## TRY IT
Search the data for the string "Internet" and gather each line it is in.
RAW DATA START
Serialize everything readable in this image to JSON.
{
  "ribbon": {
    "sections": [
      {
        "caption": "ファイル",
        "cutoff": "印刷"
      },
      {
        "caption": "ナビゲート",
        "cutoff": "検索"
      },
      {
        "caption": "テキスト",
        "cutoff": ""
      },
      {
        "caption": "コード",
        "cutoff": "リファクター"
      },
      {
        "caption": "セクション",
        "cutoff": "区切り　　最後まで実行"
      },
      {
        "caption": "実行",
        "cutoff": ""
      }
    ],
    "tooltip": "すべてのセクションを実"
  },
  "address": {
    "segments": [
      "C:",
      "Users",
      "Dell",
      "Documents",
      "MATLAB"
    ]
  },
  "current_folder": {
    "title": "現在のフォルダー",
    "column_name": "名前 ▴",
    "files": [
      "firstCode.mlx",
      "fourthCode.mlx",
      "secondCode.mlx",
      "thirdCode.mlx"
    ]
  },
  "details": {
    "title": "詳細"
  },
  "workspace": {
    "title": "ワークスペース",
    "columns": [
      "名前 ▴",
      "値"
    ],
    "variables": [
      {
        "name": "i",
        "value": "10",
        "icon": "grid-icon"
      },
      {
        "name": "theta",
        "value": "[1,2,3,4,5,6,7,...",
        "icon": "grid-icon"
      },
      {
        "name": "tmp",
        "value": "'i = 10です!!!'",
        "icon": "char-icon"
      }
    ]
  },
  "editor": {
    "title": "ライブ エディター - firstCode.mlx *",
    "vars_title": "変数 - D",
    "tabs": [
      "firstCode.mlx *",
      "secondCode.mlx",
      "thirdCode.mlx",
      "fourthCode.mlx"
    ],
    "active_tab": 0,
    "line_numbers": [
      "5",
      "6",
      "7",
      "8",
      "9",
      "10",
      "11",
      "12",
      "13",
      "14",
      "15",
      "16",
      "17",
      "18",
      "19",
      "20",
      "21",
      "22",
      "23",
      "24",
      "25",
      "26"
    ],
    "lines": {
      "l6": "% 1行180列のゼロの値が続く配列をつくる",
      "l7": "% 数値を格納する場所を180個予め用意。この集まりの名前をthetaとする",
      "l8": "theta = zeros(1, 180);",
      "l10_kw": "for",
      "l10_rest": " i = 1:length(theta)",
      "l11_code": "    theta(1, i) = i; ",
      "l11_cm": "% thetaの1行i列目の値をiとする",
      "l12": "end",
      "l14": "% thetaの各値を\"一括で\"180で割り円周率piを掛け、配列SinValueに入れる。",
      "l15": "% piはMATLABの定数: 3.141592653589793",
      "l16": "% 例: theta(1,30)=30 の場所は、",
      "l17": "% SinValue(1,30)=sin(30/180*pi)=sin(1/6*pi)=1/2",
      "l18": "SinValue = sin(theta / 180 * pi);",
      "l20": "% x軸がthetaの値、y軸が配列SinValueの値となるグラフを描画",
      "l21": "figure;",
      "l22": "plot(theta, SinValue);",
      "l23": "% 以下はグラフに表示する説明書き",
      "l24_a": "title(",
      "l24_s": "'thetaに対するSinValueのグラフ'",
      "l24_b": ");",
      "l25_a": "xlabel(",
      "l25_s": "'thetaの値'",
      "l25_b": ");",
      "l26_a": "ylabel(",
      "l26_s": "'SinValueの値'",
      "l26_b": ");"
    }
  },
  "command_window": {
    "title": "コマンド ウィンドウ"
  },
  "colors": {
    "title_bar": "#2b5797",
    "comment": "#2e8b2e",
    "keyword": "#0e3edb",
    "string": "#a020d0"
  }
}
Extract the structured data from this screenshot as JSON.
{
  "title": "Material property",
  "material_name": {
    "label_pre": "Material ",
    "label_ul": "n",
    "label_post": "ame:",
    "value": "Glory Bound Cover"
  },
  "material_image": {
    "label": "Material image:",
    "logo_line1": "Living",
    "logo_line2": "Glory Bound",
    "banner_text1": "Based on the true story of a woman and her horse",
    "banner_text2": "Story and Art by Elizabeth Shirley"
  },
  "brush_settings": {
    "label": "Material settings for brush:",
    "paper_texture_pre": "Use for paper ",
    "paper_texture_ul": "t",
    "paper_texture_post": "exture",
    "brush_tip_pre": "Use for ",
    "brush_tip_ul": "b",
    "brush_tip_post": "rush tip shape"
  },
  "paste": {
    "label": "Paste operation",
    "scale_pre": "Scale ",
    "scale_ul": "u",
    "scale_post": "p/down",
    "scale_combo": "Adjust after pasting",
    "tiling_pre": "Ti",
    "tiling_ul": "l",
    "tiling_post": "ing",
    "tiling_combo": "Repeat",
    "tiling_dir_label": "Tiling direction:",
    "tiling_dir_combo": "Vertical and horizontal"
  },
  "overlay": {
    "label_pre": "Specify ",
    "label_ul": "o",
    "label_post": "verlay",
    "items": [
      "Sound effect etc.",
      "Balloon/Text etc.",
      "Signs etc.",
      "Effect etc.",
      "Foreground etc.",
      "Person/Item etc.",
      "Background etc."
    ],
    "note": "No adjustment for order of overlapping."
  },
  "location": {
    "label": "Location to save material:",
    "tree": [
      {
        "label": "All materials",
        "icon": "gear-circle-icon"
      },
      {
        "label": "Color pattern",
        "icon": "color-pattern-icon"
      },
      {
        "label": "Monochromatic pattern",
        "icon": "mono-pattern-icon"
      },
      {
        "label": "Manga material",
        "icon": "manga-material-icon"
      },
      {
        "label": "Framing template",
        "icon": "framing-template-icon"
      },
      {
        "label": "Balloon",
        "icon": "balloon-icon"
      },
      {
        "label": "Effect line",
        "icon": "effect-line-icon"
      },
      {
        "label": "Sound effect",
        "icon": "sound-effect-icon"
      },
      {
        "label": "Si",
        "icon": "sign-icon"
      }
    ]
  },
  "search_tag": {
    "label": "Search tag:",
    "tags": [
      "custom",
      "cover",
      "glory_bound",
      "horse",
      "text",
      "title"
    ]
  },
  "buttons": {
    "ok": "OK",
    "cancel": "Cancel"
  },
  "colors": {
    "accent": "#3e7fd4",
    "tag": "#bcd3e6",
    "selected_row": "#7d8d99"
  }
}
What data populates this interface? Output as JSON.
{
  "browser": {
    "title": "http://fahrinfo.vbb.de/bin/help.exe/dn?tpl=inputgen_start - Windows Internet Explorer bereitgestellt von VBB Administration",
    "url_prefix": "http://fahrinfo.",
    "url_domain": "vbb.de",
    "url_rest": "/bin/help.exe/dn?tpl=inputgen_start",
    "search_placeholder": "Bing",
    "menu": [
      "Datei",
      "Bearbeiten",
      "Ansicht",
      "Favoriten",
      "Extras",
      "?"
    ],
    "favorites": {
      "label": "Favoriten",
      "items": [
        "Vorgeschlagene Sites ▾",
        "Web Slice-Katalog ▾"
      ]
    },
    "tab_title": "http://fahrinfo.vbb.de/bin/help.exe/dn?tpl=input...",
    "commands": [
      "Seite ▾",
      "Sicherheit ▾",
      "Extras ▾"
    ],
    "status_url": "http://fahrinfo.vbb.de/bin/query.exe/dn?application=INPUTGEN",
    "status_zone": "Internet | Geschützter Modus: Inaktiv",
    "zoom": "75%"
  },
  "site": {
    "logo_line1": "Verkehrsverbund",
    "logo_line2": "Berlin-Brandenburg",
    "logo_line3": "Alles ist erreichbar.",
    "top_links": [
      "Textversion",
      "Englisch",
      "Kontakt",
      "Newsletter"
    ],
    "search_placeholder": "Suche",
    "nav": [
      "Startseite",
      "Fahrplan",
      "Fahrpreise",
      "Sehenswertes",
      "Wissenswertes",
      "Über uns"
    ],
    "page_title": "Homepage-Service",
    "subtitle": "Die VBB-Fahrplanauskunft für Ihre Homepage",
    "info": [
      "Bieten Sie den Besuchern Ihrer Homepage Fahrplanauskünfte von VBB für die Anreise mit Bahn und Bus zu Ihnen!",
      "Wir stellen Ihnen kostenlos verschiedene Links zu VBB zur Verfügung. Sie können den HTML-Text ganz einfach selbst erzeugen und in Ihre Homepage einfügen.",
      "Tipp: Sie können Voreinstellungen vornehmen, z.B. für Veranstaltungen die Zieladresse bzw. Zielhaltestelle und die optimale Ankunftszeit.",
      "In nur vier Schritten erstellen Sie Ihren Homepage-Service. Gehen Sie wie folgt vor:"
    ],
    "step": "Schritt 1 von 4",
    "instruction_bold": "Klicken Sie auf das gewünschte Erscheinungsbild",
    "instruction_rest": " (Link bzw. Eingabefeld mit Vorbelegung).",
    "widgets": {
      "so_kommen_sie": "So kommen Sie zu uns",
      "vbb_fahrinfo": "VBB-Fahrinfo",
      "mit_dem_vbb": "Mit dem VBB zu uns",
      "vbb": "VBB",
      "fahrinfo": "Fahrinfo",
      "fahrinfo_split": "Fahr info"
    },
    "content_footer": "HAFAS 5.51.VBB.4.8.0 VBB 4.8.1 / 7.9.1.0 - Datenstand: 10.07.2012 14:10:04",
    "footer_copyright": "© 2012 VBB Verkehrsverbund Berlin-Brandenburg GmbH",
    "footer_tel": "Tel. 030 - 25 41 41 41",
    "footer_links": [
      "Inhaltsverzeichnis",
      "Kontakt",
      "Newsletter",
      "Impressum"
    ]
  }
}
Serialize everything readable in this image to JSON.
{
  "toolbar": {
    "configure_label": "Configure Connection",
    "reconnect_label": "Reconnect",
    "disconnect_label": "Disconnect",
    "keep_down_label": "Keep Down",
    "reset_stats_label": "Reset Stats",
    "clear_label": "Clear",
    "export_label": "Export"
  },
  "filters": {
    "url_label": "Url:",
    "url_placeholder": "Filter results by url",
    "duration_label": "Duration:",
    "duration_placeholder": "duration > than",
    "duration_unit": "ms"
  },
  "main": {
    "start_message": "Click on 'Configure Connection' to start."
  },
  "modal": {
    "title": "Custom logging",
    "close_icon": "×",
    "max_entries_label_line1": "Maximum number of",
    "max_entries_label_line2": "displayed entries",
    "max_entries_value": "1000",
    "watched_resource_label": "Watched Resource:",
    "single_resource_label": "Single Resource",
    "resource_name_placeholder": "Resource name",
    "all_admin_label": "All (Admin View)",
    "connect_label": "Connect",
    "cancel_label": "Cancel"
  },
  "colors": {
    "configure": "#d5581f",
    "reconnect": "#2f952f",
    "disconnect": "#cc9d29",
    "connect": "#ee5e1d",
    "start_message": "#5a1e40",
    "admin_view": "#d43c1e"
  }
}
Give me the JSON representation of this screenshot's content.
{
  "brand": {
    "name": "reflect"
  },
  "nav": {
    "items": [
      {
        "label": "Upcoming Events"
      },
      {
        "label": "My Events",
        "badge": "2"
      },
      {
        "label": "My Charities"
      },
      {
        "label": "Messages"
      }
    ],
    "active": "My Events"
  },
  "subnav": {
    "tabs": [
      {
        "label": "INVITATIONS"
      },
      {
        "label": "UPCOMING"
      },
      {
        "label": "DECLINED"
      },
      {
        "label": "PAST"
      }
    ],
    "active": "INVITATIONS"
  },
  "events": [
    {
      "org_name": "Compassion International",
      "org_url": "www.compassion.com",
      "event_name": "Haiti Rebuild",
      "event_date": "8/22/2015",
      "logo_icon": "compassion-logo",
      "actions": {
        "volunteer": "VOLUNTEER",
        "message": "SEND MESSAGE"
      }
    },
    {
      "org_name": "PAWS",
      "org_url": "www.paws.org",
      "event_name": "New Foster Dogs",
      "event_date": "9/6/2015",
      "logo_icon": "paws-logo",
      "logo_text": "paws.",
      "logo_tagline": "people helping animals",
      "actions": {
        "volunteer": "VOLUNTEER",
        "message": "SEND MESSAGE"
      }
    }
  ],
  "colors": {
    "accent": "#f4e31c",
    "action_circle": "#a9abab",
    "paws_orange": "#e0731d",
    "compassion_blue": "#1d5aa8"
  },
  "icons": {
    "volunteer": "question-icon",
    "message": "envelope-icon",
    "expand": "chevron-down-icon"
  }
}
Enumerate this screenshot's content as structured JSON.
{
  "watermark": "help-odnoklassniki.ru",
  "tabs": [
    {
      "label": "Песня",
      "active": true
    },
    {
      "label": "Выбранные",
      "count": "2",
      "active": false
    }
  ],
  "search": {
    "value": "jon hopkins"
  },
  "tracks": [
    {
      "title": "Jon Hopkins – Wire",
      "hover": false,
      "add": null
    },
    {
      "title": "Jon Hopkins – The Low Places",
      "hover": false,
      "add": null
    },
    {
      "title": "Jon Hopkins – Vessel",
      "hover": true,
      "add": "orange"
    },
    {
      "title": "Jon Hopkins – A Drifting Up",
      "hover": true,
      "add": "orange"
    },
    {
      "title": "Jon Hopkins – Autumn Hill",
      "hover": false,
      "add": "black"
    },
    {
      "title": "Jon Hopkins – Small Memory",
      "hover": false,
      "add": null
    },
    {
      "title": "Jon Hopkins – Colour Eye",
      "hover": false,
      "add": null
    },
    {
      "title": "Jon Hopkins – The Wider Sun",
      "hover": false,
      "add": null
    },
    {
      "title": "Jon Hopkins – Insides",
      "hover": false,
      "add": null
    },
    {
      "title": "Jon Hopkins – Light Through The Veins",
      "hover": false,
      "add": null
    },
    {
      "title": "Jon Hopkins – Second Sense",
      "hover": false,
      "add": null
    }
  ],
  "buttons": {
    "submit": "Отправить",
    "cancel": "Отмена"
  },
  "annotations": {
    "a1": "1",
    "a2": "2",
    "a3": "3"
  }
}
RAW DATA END
## TASK ANSWER
    "title": "http://fahrinfo.vbb.de/bin/help.exe/dn?tpl=inputgen_start - Windows Internet Explorer bereitgestellt von VBB Administration",
    "status_zone": "Internet | Geschützter Modus: Inaktiv",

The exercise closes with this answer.